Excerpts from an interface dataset
======

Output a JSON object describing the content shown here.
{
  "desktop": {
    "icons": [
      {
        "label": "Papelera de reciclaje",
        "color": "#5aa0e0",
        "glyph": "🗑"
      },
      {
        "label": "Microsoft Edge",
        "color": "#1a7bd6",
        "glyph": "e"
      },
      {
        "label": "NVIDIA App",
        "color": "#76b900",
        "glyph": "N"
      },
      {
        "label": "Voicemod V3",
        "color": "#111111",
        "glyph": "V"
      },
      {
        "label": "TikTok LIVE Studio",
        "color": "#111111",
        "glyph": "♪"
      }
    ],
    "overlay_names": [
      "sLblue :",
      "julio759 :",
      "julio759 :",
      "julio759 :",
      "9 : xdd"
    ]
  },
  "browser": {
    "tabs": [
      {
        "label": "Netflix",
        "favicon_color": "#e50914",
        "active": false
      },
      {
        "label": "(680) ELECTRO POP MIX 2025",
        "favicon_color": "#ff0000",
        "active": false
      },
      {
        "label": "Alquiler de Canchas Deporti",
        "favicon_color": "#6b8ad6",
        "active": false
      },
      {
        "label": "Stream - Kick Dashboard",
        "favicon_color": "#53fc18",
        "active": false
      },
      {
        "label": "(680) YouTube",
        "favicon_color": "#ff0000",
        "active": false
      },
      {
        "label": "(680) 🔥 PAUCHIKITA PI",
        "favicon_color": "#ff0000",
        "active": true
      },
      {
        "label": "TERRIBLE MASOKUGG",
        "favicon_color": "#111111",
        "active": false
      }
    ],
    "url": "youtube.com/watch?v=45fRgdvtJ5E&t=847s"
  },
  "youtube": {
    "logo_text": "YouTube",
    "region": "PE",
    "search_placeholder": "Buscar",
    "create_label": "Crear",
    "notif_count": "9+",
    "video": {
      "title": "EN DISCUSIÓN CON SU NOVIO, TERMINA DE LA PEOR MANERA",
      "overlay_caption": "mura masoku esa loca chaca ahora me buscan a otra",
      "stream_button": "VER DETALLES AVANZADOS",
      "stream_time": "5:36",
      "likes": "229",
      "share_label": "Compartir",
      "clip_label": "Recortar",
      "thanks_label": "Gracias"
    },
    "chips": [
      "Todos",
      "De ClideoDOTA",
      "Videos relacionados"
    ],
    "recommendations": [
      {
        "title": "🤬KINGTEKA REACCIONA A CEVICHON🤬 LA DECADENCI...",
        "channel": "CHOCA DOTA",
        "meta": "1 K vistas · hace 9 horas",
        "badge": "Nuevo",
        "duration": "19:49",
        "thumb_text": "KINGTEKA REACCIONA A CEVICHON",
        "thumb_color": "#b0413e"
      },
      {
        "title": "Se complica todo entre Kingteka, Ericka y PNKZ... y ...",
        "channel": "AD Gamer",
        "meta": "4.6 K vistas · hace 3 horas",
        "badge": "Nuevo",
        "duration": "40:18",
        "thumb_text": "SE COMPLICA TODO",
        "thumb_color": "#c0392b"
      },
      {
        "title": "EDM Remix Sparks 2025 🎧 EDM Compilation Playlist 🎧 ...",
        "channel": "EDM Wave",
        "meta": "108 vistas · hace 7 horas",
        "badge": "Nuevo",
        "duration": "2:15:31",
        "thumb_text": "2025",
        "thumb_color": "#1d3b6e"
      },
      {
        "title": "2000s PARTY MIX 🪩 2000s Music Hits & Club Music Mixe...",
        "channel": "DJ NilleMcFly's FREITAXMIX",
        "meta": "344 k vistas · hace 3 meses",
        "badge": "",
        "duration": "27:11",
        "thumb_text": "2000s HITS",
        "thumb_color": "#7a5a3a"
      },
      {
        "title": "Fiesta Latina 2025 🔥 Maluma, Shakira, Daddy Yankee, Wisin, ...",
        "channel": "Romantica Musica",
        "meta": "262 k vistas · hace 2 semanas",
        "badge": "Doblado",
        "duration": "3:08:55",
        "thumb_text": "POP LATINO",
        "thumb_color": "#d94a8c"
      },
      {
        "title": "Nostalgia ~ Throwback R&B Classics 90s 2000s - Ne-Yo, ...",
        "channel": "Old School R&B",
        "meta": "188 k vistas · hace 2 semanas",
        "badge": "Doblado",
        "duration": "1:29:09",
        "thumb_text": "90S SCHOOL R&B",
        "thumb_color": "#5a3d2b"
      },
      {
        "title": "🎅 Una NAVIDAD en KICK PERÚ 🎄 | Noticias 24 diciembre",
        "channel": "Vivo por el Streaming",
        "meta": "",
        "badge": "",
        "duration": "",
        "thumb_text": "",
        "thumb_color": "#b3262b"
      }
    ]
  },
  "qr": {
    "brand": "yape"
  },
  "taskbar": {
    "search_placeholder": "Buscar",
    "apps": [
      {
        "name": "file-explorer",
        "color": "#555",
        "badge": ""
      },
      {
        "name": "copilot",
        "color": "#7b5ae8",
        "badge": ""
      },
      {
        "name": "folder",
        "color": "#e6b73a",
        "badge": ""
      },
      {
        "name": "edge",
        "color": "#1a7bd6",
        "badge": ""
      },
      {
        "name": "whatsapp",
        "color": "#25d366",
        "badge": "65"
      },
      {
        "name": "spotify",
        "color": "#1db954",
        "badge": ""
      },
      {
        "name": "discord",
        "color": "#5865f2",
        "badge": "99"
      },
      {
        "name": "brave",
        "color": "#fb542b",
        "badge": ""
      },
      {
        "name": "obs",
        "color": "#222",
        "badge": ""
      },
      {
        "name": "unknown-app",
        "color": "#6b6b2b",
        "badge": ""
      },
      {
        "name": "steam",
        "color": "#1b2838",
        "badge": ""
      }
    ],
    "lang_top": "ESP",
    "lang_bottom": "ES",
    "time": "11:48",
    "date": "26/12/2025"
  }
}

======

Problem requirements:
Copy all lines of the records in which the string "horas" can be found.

Task solution:
        "meta": "1 K vistas · hace 9 horas",
        "meta": "4.6 K vistas · hace 3 horas",
        "meta": "108 vistas · hace 7 horas",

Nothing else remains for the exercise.